**Exercise goal**
What is the number of lines in the data below that contain "chicken"? Answer with that number and no other words.

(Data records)
[Start of section]

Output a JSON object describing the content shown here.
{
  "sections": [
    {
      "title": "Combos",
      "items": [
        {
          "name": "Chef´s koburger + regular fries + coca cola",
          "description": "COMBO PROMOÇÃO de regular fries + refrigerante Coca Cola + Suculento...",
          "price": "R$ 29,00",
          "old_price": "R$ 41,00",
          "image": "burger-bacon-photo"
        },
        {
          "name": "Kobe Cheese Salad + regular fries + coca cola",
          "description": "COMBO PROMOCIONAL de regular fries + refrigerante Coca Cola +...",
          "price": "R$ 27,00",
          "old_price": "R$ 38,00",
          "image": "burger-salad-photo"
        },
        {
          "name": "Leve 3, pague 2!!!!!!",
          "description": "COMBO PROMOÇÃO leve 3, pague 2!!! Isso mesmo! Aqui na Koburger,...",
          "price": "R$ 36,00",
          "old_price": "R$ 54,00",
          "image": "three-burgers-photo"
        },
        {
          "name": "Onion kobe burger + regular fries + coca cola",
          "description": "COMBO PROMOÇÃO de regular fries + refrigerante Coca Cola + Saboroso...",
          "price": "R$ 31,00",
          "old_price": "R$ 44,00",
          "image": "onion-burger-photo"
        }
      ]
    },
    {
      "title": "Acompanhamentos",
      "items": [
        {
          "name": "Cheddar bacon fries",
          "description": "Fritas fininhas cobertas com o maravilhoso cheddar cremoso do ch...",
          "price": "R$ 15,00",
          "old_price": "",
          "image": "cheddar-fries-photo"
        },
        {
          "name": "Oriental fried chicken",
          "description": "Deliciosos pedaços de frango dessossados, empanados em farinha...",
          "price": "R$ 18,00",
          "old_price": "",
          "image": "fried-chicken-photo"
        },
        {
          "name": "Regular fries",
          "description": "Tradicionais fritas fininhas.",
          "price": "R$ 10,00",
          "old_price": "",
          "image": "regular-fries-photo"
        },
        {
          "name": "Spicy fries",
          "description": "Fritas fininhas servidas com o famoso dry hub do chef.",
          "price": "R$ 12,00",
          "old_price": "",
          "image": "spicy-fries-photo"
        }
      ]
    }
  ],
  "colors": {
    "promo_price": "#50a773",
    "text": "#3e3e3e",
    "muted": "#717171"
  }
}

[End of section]
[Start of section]

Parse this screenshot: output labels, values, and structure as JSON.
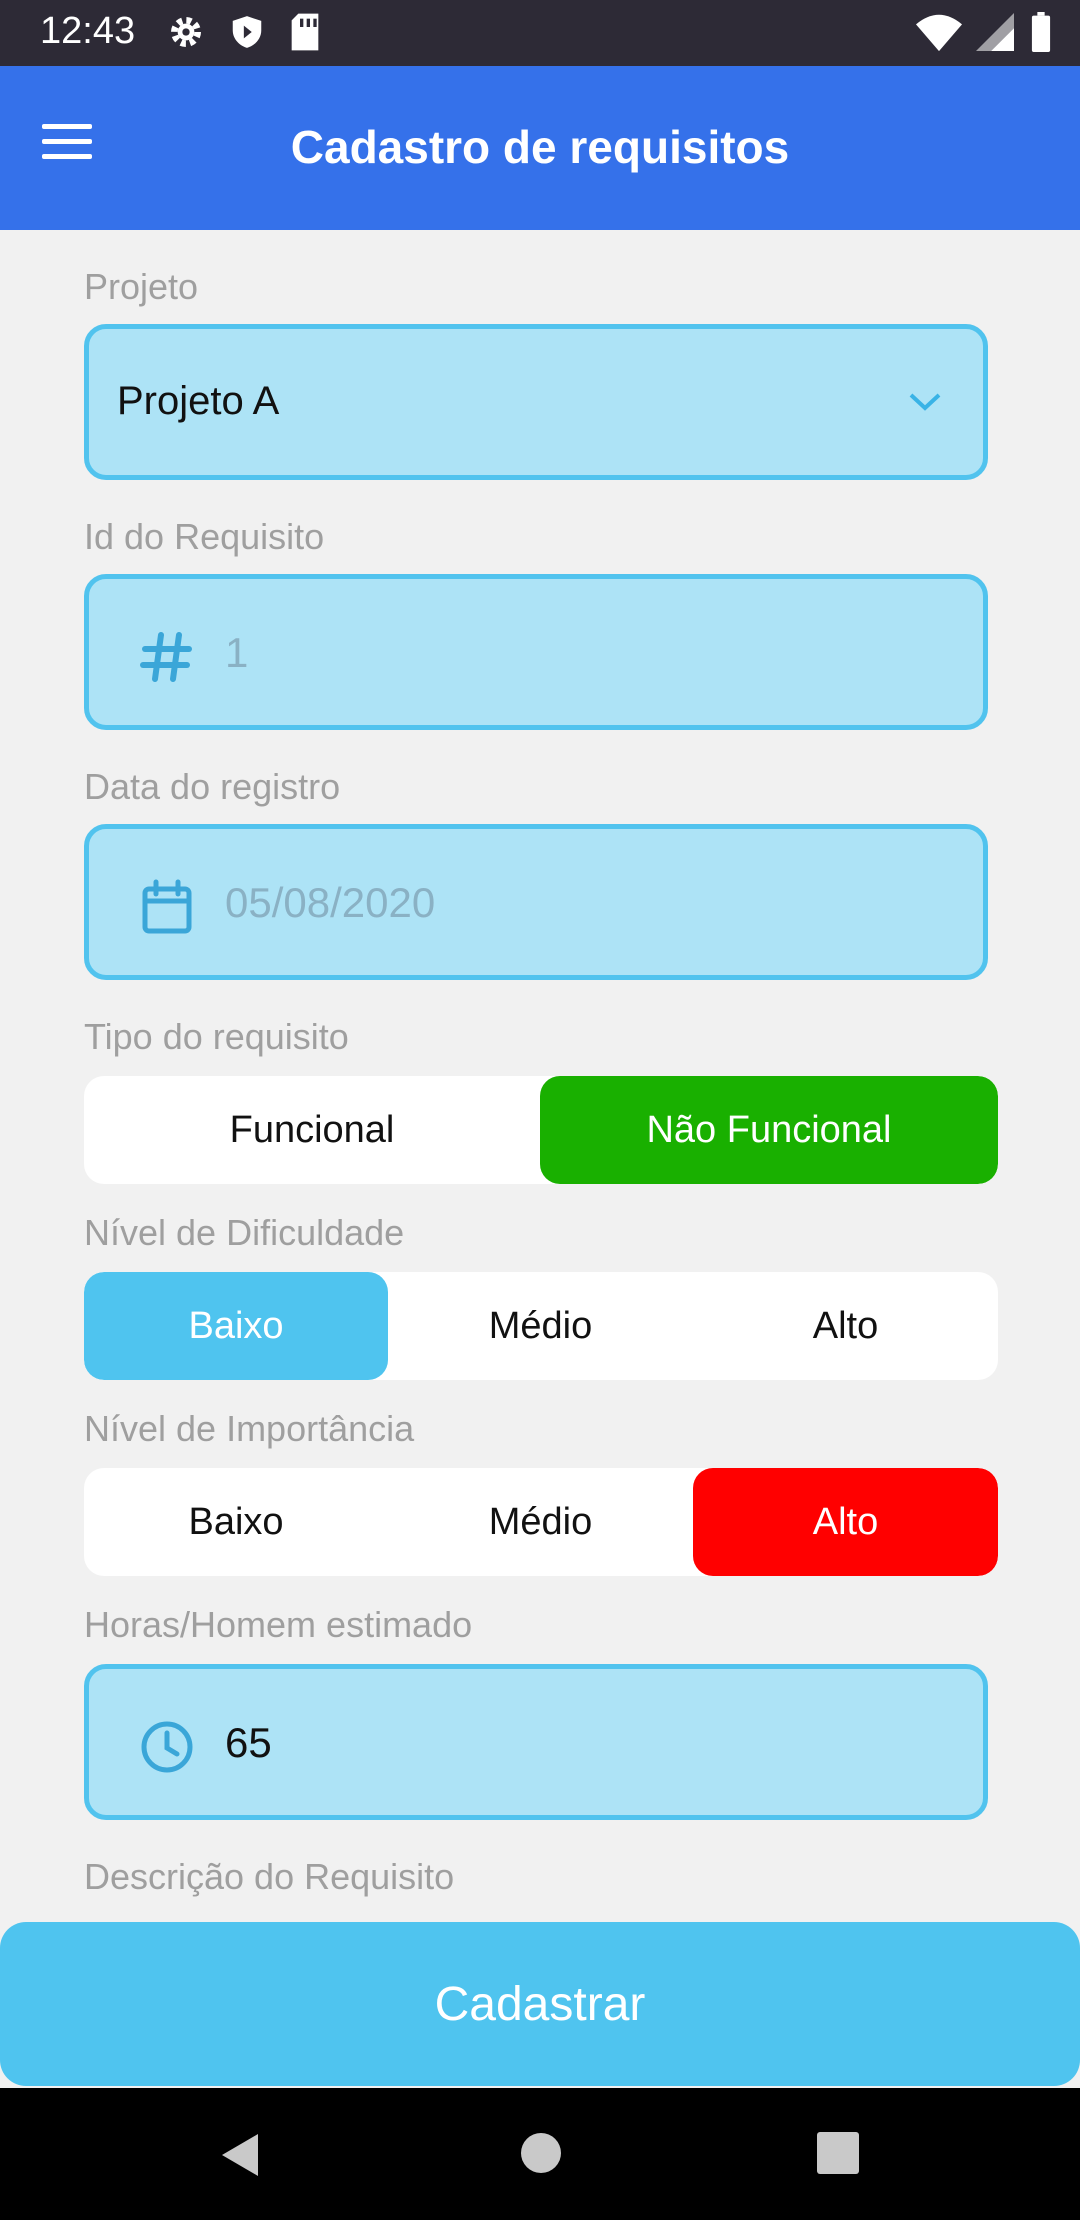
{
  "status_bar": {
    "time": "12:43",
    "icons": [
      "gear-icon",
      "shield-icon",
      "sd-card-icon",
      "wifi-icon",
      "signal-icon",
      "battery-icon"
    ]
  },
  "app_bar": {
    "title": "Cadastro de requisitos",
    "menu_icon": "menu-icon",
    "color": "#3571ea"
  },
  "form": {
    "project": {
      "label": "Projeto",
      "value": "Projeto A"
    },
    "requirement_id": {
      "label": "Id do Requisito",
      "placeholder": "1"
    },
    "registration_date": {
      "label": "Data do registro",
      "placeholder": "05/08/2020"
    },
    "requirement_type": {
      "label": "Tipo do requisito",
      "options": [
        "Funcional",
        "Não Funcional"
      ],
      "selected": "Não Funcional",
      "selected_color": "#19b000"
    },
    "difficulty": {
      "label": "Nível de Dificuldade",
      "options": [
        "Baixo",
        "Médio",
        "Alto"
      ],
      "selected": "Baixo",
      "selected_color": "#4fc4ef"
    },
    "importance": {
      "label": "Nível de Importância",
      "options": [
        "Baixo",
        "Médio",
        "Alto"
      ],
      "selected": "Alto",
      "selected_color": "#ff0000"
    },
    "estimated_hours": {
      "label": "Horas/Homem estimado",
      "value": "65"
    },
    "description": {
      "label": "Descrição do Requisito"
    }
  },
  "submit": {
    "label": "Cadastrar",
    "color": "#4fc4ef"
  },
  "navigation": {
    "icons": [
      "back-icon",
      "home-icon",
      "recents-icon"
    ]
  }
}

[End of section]

**Answer below**
2